The effect of acclimation temperature and removal of peripheral temperature receptors on body temperature preference in the cockroach, Periplaneta americana. Journal of Thermal Biology 114: 209-212, 1986

The effect of acclimation temperature and the removal of peripheral temperature receptors on body temperature preference in the cockroach periplaneta americana. Journal of Thermal Biology 11(4): 209-212, 1986

Neurochemical study of TA-0910, a new TRH analog effects of chronic treatment on TRH, muscarinic acetylcholine and D-2 dopamine receptors in rat brain. Japanese Journal of Pharmacology 61(Suppl. 1): 249P, 1993

Noradrenergic afferents and receptors in the medial preoptic area: neuroanatomical and neurochemical links between the regulation of sleep and body temperature. Neurochemistry International 50(6): 783-790, 2007

The Significance of Internal Body Temperature for the Chemical Temperature Regulation in Dogs in Light Anesthesia. Ii. Isolated Lowering of Brain Temperature. Pflugers Archiv für die Gesamte Physiologie des Menschen und der Tiere 278: 350-360, 1963

Direct effects of climate on cattle. 1. Some observations on the skin temperature, body temperature, respiration rate and pulse rate of dairy stock under normal temperature conditions. N.Z. J. Sci. Technol. [A, 1954
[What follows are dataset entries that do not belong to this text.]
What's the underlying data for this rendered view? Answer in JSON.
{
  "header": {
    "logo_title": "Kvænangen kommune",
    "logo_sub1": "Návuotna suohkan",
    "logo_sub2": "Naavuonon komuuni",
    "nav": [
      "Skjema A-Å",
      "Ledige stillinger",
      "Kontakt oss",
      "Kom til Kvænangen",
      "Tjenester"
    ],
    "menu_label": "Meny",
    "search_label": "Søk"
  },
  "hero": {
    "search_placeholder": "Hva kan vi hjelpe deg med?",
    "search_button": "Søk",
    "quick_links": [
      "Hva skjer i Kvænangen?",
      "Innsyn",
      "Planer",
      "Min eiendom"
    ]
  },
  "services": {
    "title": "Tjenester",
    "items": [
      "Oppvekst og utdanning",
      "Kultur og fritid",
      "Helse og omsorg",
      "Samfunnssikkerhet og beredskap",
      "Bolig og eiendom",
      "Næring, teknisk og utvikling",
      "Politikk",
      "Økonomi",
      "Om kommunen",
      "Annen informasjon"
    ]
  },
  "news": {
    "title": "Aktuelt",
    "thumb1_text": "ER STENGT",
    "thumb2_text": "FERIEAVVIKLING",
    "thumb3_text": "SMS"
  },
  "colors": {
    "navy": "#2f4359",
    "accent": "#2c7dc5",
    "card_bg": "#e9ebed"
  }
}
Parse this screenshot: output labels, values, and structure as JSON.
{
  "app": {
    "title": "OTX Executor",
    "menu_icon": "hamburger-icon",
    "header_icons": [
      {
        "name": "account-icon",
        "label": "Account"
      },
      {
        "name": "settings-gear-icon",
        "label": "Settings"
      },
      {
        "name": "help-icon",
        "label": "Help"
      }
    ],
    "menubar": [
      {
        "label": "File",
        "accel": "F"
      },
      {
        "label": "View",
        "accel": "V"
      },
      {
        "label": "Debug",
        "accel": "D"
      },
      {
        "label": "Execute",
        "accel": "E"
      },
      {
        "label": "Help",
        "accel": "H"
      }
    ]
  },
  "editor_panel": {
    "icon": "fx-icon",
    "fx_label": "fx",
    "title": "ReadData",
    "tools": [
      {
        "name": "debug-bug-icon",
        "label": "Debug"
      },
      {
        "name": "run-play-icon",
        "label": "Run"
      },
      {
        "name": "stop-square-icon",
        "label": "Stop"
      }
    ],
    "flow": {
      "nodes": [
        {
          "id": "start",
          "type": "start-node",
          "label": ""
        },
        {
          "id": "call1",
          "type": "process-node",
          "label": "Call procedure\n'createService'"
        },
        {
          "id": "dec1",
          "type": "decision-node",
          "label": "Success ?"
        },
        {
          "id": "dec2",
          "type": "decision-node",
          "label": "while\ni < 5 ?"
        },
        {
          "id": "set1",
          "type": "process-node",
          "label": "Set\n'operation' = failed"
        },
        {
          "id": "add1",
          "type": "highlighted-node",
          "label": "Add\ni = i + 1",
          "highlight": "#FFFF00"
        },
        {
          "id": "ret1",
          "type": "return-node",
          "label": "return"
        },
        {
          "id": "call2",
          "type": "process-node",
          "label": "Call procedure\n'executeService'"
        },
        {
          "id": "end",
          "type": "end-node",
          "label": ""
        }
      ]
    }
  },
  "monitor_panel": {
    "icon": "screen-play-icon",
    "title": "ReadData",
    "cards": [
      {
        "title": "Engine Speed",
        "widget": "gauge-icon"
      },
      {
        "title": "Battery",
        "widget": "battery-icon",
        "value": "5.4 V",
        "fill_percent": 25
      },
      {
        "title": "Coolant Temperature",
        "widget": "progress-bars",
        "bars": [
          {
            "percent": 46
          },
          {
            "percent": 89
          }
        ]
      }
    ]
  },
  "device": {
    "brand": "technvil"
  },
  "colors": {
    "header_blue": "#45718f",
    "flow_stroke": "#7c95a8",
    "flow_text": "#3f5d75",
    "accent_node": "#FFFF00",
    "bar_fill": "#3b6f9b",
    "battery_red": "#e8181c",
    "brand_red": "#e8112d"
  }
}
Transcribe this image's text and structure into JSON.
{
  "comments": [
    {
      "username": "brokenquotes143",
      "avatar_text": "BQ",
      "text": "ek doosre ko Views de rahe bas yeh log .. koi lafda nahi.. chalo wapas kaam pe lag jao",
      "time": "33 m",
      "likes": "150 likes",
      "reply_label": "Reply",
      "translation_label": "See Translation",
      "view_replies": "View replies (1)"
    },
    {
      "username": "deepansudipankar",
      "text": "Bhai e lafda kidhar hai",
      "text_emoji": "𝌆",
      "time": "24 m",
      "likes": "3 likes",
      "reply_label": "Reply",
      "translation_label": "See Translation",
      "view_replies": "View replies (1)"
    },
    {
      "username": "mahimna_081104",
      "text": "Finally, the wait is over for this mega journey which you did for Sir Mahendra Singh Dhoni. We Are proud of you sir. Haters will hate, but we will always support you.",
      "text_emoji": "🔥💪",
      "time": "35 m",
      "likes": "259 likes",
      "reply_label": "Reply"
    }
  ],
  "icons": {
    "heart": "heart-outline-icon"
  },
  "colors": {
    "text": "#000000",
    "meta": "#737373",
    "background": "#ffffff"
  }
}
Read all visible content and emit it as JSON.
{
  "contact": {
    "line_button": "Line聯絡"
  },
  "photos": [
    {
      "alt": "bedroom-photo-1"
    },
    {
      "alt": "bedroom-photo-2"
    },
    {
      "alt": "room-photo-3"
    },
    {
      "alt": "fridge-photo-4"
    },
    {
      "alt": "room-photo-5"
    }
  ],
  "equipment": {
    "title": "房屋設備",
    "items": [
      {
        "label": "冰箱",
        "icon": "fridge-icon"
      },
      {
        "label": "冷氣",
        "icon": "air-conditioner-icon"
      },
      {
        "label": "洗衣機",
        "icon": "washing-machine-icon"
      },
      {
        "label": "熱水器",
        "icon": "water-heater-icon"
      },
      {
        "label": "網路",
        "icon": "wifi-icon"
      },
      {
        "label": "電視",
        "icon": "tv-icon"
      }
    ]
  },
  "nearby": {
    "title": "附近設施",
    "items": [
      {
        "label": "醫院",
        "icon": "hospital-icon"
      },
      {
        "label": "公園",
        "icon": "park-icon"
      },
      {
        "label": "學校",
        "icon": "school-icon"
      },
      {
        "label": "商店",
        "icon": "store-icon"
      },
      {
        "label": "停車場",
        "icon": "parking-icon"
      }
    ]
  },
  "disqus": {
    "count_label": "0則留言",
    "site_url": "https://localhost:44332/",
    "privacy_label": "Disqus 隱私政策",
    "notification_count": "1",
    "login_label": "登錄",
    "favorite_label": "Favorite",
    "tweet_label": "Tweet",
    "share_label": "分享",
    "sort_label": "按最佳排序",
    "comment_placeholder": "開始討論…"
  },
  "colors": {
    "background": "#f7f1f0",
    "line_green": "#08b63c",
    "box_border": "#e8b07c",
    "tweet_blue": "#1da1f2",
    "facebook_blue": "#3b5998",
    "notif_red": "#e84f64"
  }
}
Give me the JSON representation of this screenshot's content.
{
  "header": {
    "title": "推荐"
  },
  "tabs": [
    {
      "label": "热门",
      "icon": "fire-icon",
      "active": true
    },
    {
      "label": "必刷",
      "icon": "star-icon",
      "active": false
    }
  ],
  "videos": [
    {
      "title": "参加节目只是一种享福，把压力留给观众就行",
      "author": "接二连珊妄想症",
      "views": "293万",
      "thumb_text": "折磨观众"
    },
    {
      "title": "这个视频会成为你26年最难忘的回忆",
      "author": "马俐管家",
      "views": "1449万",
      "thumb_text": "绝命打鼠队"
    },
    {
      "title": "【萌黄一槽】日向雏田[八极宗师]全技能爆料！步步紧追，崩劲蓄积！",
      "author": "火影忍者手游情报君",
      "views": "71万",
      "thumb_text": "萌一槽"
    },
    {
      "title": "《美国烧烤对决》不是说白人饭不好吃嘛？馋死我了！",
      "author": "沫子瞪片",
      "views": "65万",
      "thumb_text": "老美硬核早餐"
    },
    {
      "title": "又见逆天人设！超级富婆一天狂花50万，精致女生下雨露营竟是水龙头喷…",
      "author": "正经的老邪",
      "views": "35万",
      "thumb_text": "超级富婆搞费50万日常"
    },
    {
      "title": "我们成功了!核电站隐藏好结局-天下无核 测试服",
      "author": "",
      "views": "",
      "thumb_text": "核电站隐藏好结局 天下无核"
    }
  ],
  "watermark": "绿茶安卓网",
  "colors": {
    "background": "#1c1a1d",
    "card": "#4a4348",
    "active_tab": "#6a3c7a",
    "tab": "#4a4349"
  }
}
Measurement of body temperature in neonatal mice. Journal of Applied Physiology: Respiratory Environmental and Exercise Physiology 43(6): 1102-1105, 1977